“This was an idea from somebody that was in our group; he said, ‘I want to try to see if we can introduce an Alexa skill,'” said United Chief Digital Officer Linda Jojo at the inaugural Skift Tech Forum in Silicon Valley this spring. “It took him two weeks.”
That approach — try something quickly rather than spend ages toiling away on a project — is indicative of the way United is trying to roll out new tech upgrades.
“When you work in a large corporate technology department and you want to talk about innovation, you’ve got to start thinking about how are some ways we can get everybody engaged in trying new things,” said Jojo, who is also the airline’s executive vice president for technology.

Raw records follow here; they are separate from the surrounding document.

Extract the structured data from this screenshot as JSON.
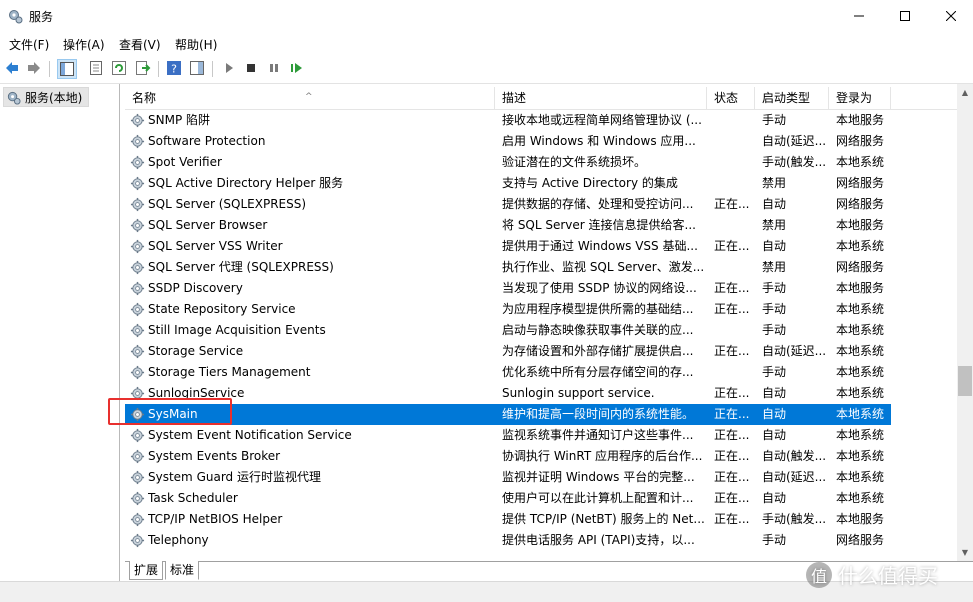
{
  "window": {
    "title": "服务"
  },
  "menu": [
    "文件(F)",
    "操作(A)",
    "查看(V)",
    "帮助(H)"
  ],
  "tree": {
    "item": "服务(本地)"
  },
  "columns": [
    "名称",
    "描述",
    "状态",
    "启动类型",
    "登录为"
  ],
  "rows": [
    {
      "name": "SNMP 陷阱",
      "desc": "接收本地或远程简单网络管理协议 (...",
      "status": "",
      "startup": "手动",
      "logon": "本地服务"
    },
    {
      "name": "Software Protection",
      "desc": "启用 Windows 和 Windows 应用...",
      "status": "",
      "startup": "自动(延迟...",
      "logon": "网络服务"
    },
    {
      "name": "Spot Verifier",
      "desc": "验证潜在的文件系统损坏。",
      "status": "",
      "startup": "手动(触发...",
      "logon": "本地系统"
    },
    {
      "name": "SQL Active Directory Helper 服务",
      "desc": "支持与 Active Directory 的集成",
      "status": "",
      "startup": "禁用",
      "logon": "网络服务"
    },
    {
      "name": "SQL Server (SQLEXPRESS)",
      "desc": "提供数据的存储、处理和受控访问...",
      "status": "正在...",
      "startup": "自动",
      "logon": "网络服务"
    },
    {
      "name": "SQL Server Browser",
      "desc": "将 SQL Server 连接信息提供给客...",
      "status": "",
      "startup": "禁用",
      "logon": "本地服务"
    },
    {
      "name": "SQL Server VSS Writer",
      "desc": "提供用于通过 Windows VSS 基础...",
      "status": "正在...",
      "startup": "自动",
      "logon": "本地系统"
    },
    {
      "name": "SQL Server 代理 (SQLEXPRESS)",
      "desc": "执行作业、监视 SQL Server、激发...",
      "status": "",
      "startup": "禁用",
      "logon": "网络服务"
    },
    {
      "name": "SSDP Discovery",
      "desc": "当发现了使用 SSDP 协议的网络设...",
      "status": "正在...",
      "startup": "手动",
      "logon": "本地服务"
    },
    {
      "name": "State Repository Service",
      "desc": "为应用程序模型提供所需的基础结...",
      "status": "正在...",
      "startup": "手动",
      "logon": "本地系统"
    },
    {
      "name": "Still Image Acquisition Events",
      "desc": "启动与静态映像获取事件关联的应...",
      "status": "",
      "startup": "手动",
      "logon": "本地系统"
    },
    {
      "name": "Storage Service",
      "desc": "为存储设置和外部存储扩展提供启...",
      "status": "正在...",
      "startup": "自动(延迟...",
      "logon": "本地系统"
    },
    {
      "name": "Storage Tiers Management",
      "desc": "优化系统中所有分层存储空间的存...",
      "status": "",
      "startup": "手动",
      "logon": "本地系统"
    },
    {
      "name": "SunloginService",
      "desc": "Sunlogin support service.",
      "status": "正在...",
      "startup": "自动",
      "logon": "本地系统"
    },
    {
      "name": "SysMain",
      "desc": "维护和提高一段时间内的系统性能。",
      "status": "正在...",
      "startup": "自动",
      "logon": "本地系统"
    },
    {
      "name": "System Event Notification Service",
      "desc": "监视系统事件并通知订户这些事件...",
      "status": "正在...",
      "startup": "自动",
      "logon": "本地系统"
    },
    {
      "name": "System Events Broker",
      "desc": "协调执行 WinRT 应用程序的后台作...",
      "status": "正在...",
      "startup": "自动(触发...",
      "logon": "本地系统"
    },
    {
      "name": "System Guard 运行时监视代理",
      "desc": "监视并证明 Windows 平台的完整...",
      "status": "正在...",
      "startup": "自动(延迟...",
      "logon": "本地系统"
    },
    {
      "name": "Task Scheduler",
      "desc": "使用户可以在此计算机上配置和计...",
      "status": "正在...",
      "startup": "自动",
      "logon": "本地系统"
    },
    {
      "name": "TCP/IP NetBIOS Helper",
      "desc": "提供 TCP/IP (NetBT) 服务上的 Net...",
      "status": "正在...",
      "startup": "手动(触发...",
      "logon": "本地服务"
    },
    {
      "name": "Telephony",
      "desc": "提供电话服务 API (TAPI)支持，以...",
      "status": "",
      "startup": "手动",
      "logon": "网络服务"
    }
  ],
  "selected_index": 14,
  "tabs": [
    "扩展",
    "标准"
  ],
  "watermark": {
    "logo": "值",
    "text": "什么值得买"
  },
  "colors": {
    "selection": "#0078d7",
    "highlight_box": "#e8302e"
  }
}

That applies to the way the carrier is considering the use of biometric technology for boarding and other purposes, which some airlines have tested. Jojo said that as governments become more interested in using technology such as facial recognition, the airline will also get on board.
“We’re sitting back a little bit right now, lettings some of those early kinks come out,” she said. “Because of the size of the airline, we have to have such scale before it changes a customer’s experience. We’d rather focus on things we can do much more quickly and we’ll fast follow on that.”
In response to an audience question about the process of developing and releasing new features — essentially, “How agile is your company?” — Jojo said the airline is a work in progress
“We’re still not agile enough, but we don’t do multi-year projects. Frankly, we don’t even do multi-month projects,” she said. “We’re trying to break things down into the smallest pieces possible.”
She added: “In terms of our customer-facing tools … we’re putting releases out sometimes every day, every couple of weeks, depending on what it is. And we’re doing A/B testing all the time.”
During the discussion, Jojo also discussed the airline’s new app, the social media information that is collected, and the recent kerfuffle over tomato juice.
After an outcry greeted the decision to remove the beverage from flights, United has returned tomato juice to the skies — where it’s still not being ordered much.
“It’s a ridiculously small number of people that actually drink tomato juice on our flights,” Jojo said. “However, apparently those tomato juice drinkers are extremely vocal and very good at social media.”
In a broader sense, she said United is “manically focused” on improving customer satisfaction. That became especially important after multiple incidents where the airline’s behavior provoked public outrage, including the removal of a passenger who was dragged violently by police and the death of a dog in an overhead bin.
“It’s very important to arrive on time, but it’s very important to have a good customer experience,” Jojo said. To that end, the airline has been focusing on what it calls the “Core Four” priorities: safety, caring, dependability, and efficiency — with “caring” notably high on the list.
Jojo said the company also gained some better understanding of the power of social media.
“We are much more sophisticated in our ability to understand what’s happening on social media, what’s trending, how we can actually manage through that,” she said. “It is a technology issue in that respect; we’ve invested a lot in that.”
You can watch the entire interview above, or consider reading more coverage of Skift Tech Forum.
At Skift Tech Forum in Silicon Valley, travel tech executives gathered for a day of inspiration, information, and conversation.